Entries supplied below:
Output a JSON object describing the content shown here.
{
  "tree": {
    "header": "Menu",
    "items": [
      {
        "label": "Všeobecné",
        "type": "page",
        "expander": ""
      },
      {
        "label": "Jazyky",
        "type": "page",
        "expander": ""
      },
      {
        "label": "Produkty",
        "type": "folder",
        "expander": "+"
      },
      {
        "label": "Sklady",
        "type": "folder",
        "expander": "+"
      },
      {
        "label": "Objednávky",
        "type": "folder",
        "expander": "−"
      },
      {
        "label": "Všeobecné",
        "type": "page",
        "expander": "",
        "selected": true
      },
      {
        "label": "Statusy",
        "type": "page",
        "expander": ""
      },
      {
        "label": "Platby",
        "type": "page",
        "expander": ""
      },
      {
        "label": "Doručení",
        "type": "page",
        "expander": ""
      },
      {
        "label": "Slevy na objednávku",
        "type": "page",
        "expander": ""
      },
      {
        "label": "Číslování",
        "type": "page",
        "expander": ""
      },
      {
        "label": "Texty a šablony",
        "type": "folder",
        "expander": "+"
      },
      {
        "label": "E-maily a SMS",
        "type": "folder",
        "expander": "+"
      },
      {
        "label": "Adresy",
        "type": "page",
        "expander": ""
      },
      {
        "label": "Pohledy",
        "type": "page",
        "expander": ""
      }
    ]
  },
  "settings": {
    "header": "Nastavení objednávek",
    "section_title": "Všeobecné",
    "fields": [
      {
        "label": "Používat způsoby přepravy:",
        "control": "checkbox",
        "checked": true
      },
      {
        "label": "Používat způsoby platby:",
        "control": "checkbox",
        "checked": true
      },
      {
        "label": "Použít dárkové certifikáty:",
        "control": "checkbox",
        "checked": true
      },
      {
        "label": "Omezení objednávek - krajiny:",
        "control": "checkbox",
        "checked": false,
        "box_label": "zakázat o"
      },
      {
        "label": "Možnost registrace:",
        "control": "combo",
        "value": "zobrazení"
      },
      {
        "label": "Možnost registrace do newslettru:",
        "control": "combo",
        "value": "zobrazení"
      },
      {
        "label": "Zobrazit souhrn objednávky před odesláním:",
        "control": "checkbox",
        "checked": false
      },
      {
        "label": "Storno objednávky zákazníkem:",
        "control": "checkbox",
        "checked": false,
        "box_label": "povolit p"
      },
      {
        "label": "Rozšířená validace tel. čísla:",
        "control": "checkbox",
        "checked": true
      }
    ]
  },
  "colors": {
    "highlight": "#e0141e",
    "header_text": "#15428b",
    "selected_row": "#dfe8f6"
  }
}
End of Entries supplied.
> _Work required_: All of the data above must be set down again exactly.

> _Task result_:
Output a JSON object describing the content shown here.
{
  "tree": {
    "header": "Menu",
    "items": [
      {
        "label": "Všeobecné",
        "type": "page",
        "expander": ""
      },
      {
        "label": "Jazyky",
        "type": "page",
        "expander": ""
      },
      {
        "label": "Produkty",
        "type": "folder",
        "expander": "+"
      },
      {
        "label": "Sklady",
        "type": "folder",
        "expander": "+"
      },
      {
        "label": "Objednávky",
        "type": "folder",
        "expander": "−"
      },
      {
        "label": "Všeobecné",
        "type": "page",
        "expander": "",
        "selected": true
      },
      {
        "label": "Statusy",
        "type": "page",
        "expander": ""
      },
      {
        "label": "Platby",
        "type": "page",
        "expander": ""
      },
      {
        "label": "Doručení",
        "type": "page",
        "expander": ""
      },
      {
        "label": "Slevy na objednávku",
        "type": "page",
        "expander": ""
      },
      {
        "label": "Číslování",
        "type": "page",
        "expander": ""
      },
      {
        "label": "Texty a šablony",
        "type": "folder",
        "expander": "+"
      },
      {
        "label": "E-maily a SMS",
        "type": "folder",
        "expander": "+"
      },
      {
        "label": "Adresy",
        "type": "page",
        "expander": ""
      },
      {
        "label": "Pohledy",
        "type": "page",
        "expander": ""
      }
    ]
  },
  "settings": {
    "header": "Nastavení objednávek",
    "section_title": "Všeobecné",
    "fields": [
      {
        "label": "Používat způsoby přepravy:",
        "control": "checkbox",
        "checked": true
      },
      {
        "label": "Používat způsoby platby:",
        "control": "checkbox",
        "checked": true
      },
      {
        "label": "Použít dárkové certifikáty:",
        "control": "checkbox",
        "checked": true
      },
      {
        "label": "Omezení objednávek - krajiny:",
        "control": "checkbox",
        "checked": false,
        "box_label": "zakázat o"
      },
      {
        "label": "Možnost registrace:",
        "control": "combo",
        "value": "zobrazení"
      },
      {
        "label": "Možnost registrace do newslettru:",
        "control": "combo",
        "value": "zobrazení"
      },
      {
        "label": "Zobrazit souhrn objednávky před odesláním:",
        "control": "checkbox",
        "checked": false
      },
      {
        "label": "Storno objednávky zákazníkem:",
        "control": "checkbox",
        "checked": false,
        "box_label": "povolit p"
      },
      {
        "label": "Rozšířená validace tel. čísla:",
        "control": "checkbox",
        "checked": true
      }
    ]
  },
  "colors": {
    "highlight": "#e0141e",
    "header_text": "#15428b",
    "selected_row": "#dfe8f6"
  }
}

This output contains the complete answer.